Records from a collection
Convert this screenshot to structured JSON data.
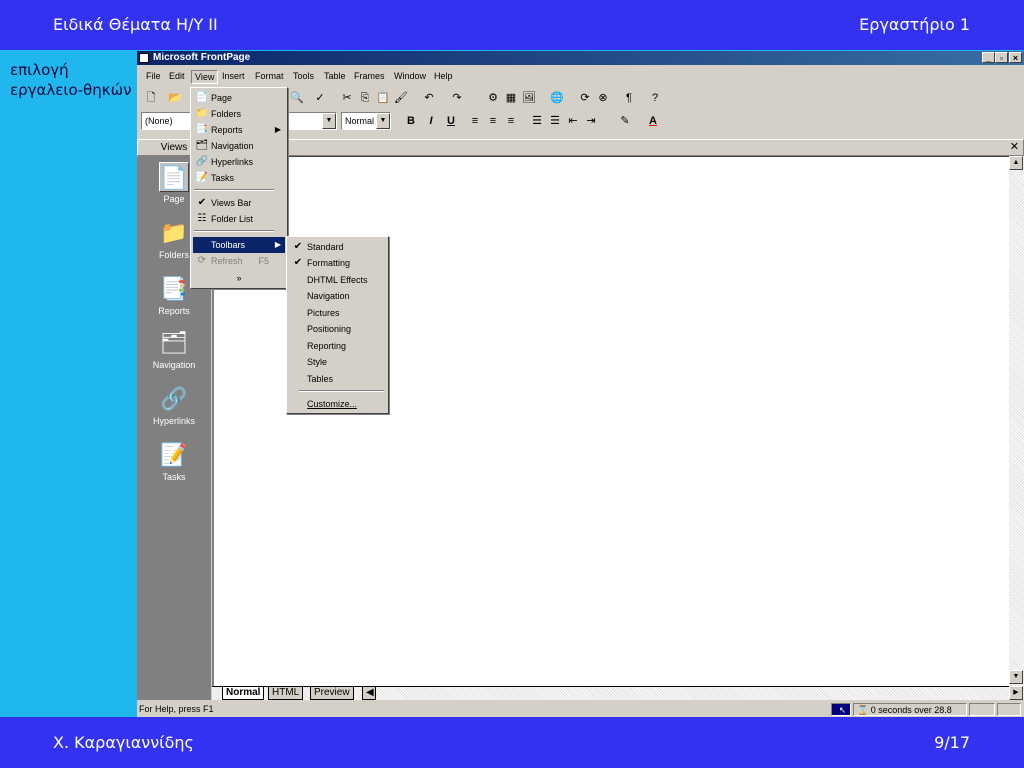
{
  "slide": {
    "header_left": "Ειδικά Θέματα Η/Υ ΙΙ",
    "header_right": "Εργαστήριο 1",
    "side_note": "επιλογή εργαλειο-θηκών",
    "footer_left": "Χ. Καραγιαννίδης",
    "footer_right": "9/17"
  },
  "window": {
    "title": "Microsoft FrontPage",
    "controls": [
      "_",
      "▫",
      "×"
    ]
  },
  "menubar": [
    "File",
    "Edit",
    "View",
    "Insert",
    "Format",
    "Tools",
    "Table",
    "Frames",
    "Window",
    "Help"
  ],
  "toolbar": {
    "style_combo": "(None)",
    "size_combo": "Normal",
    "bold": "B",
    "italic": "I",
    "underline": "U"
  },
  "views": {
    "header": "Views",
    "items": [
      "Page",
      "Folders",
      "Reports",
      "Navigation",
      "Hyperlinks",
      "Tasks"
    ],
    "icons": [
      "page-icon",
      "folder-icon",
      "reports-icon",
      "navigation-icon",
      "hyperlinks-icon",
      "tasks-icon"
    ]
  },
  "doc_header_fragment": "n",
  "view_menu": {
    "items": [
      "Page",
      "Folders",
      "Reports",
      "Navigation",
      "Hyperlinks",
      "Tasks",
      "Views Bar",
      "Folder List",
      "Toolbars",
      "Refresh"
    ],
    "refresh_shortcut": "F5",
    "more": "»"
  },
  "toolbars_menu": {
    "items": [
      "Standard",
      "Formatting",
      "DHTML Effects",
      "Navigation",
      "Pictures",
      "Positioning",
      "Reporting",
      "Style",
      "Tables",
      "Customize..."
    ]
  },
  "tabs": [
    "Normal",
    "HTML",
    "Preview"
  ],
  "status": {
    "help": "For Help, press F1",
    "time": "0 seconds over 28.8"
  }
}
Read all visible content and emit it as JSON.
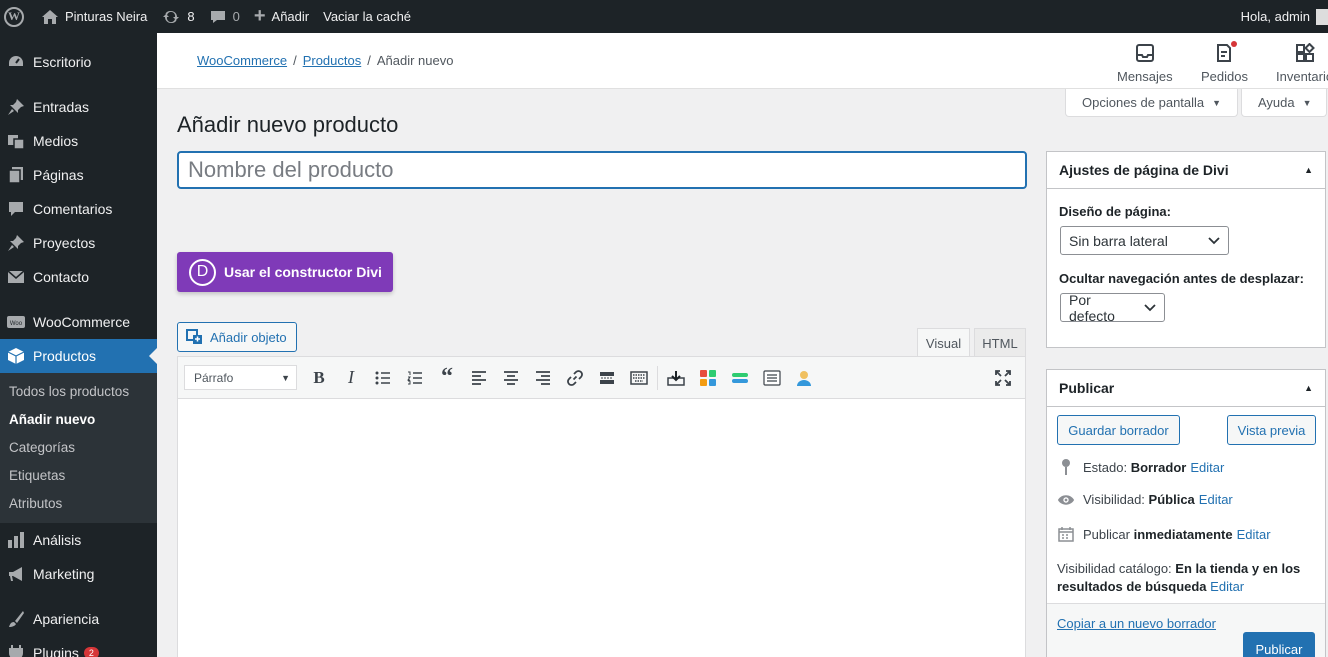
{
  "adminbar": {
    "site_name": "Pinturas Neira",
    "updates_count": "8",
    "comments_count": "0",
    "new_label": "Añadir",
    "clear_cache": "Vaciar la caché",
    "greeting": "Hola, admin"
  },
  "sidebar": {
    "items": [
      {
        "label": "Escritorio",
        "icon": "dashboard-icon"
      },
      {
        "label": "Entradas",
        "icon": "pin-icon"
      },
      {
        "label": "Medios",
        "icon": "media-icon"
      },
      {
        "label": "Páginas",
        "icon": "pages-icon"
      },
      {
        "label": "Comentarios",
        "icon": "comments-icon"
      },
      {
        "label": "Proyectos",
        "icon": "pin-icon"
      },
      {
        "label": "Contacto",
        "icon": "mail-icon"
      },
      {
        "label": "WooCommerce",
        "icon": "woo-icon"
      },
      {
        "label": "Productos",
        "icon": "box-icon"
      },
      {
        "label": "Análisis",
        "icon": "chart-icon"
      },
      {
        "label": "Marketing",
        "icon": "megaphone-icon"
      },
      {
        "label": "Apariencia",
        "icon": "brush-icon"
      },
      {
        "label": "Plugins",
        "icon": "plugin-icon"
      }
    ],
    "plugins_badge": "2",
    "submenu": [
      "Todos los productos",
      "Añadir nuevo",
      "Categorías",
      "Etiquetas",
      "Atributos"
    ]
  },
  "header": {
    "breadcrumb": [
      "WooCommerce",
      "Productos",
      "Añadir nuevo"
    ],
    "actions": [
      "Mensajes",
      "Pedidos",
      "Inventario"
    ]
  },
  "screen_options": {
    "options": "Opciones de pantalla",
    "help": "Ayuda"
  },
  "main": {
    "title": "Añadir nuevo producto",
    "name_placeholder": "Nombre del producto",
    "divi_button": "Usar el constructor Divi",
    "divi_logo": "D",
    "add_media": "Añadir objeto",
    "tab_visual": "Visual",
    "tab_html": "HTML",
    "format": "Párrafo"
  },
  "divi_box": {
    "title": "Ajustes de página de Divi",
    "layout_label": "Diseño de página:",
    "layout_value": "Sin barra lateral",
    "nav_label": "Ocultar navegación antes de desplazar:",
    "nav_value": "Por defecto"
  },
  "publish_box": {
    "title": "Publicar",
    "save_draft": "Guardar borrador",
    "preview": "Vista previa",
    "status_label": "Estado:",
    "status_value": "Borrador",
    "visibility_label": "Visibilidad:",
    "visibility_value": "Pública",
    "publish_label": "Publicar",
    "publish_value": "inmediatamente",
    "edit": "Editar",
    "catalog_label": "Visibilidad catálogo:",
    "catalog_value": "En la tienda y en los resultados de búsqueda",
    "copy_draft": "Copiar a un nuevo borrador",
    "publish_button": "Publicar"
  },
  "colors": {
    "accent": "#2271b1",
    "admin_bar": "#1d2327",
    "divi": "#7f3ab8"
  }
}
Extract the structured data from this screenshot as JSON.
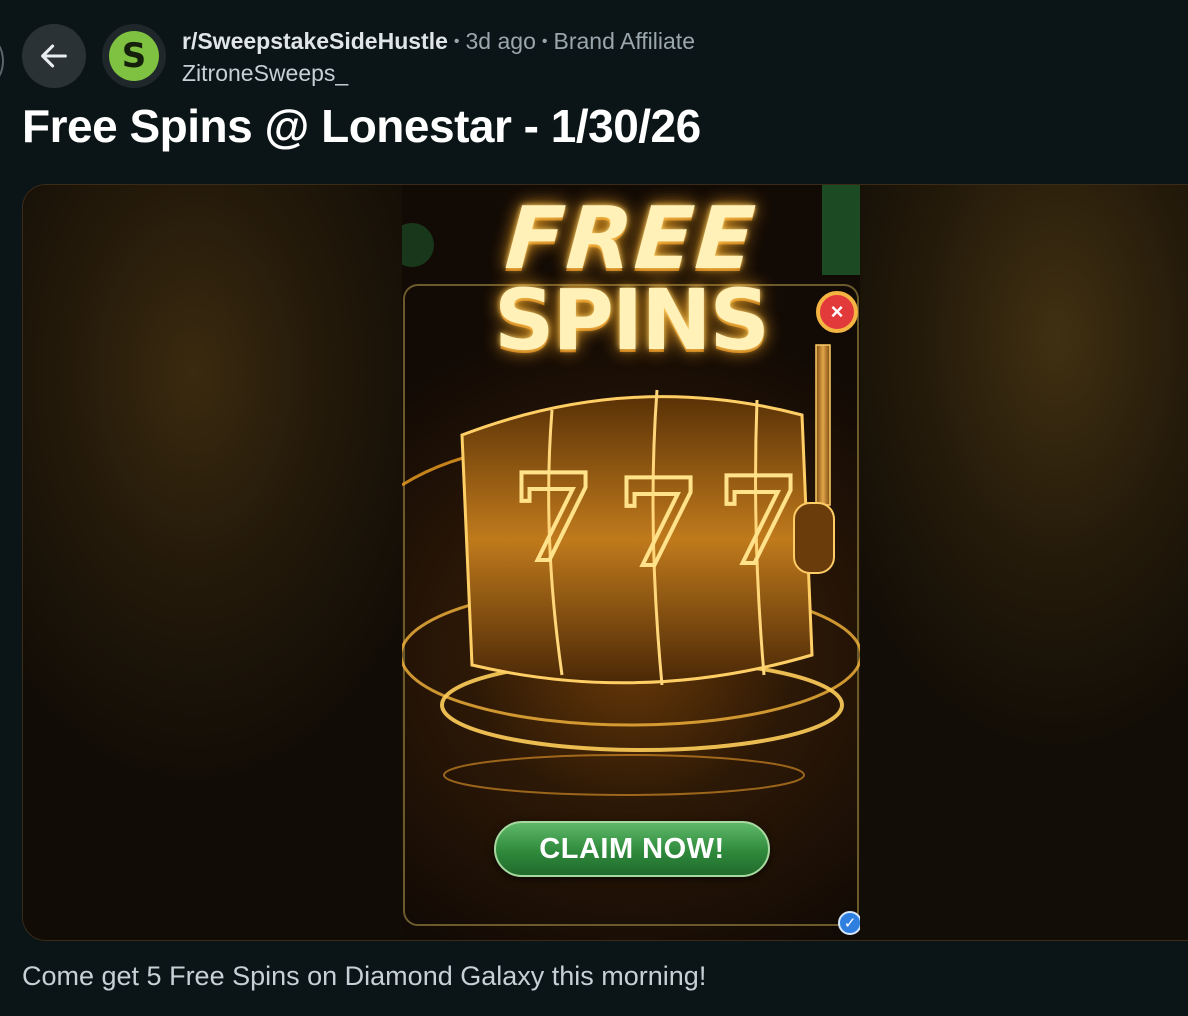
{
  "header": {
    "subreddit": "r/SweepstakeSideHustle",
    "age": "3d ago",
    "flair": "Brand Affiliate",
    "username": "ZitroneSweeps_",
    "avatar_letter": "S"
  },
  "post": {
    "title": "Free Spins @ Lonestar - 1/30/26",
    "body": "Come get 5 Free Spins on Diamond Galaxy this morning!"
  },
  "media": {
    "headline_line1": "FREE",
    "headline_line2": "SPINS",
    "reel_symbols": [
      "7",
      "7",
      "7"
    ],
    "cta_label": "CLAIM NOW!",
    "close_glyph": "×",
    "check_glyph": "✓"
  },
  "colors": {
    "background": "#0b1416",
    "avatar_accent": "#7fc241",
    "claim_button": "#2f8a3c",
    "close_badge": "#e23a3a",
    "gold_glow": "#f0a020"
  },
  "icons": {
    "back": "arrow-left-icon",
    "close": "close-icon",
    "verified": "check-icon"
  }
}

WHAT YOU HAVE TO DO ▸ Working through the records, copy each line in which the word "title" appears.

ANSWER SECTION ▸
    "title": "Microsoft FrontPage",
    "title": "Añadir nuevo producto",
    "title": "Ajustes de página de Divi",
    "title": "Publicar",
    "title": "Free Spins @ Lonestar - 1/30/26",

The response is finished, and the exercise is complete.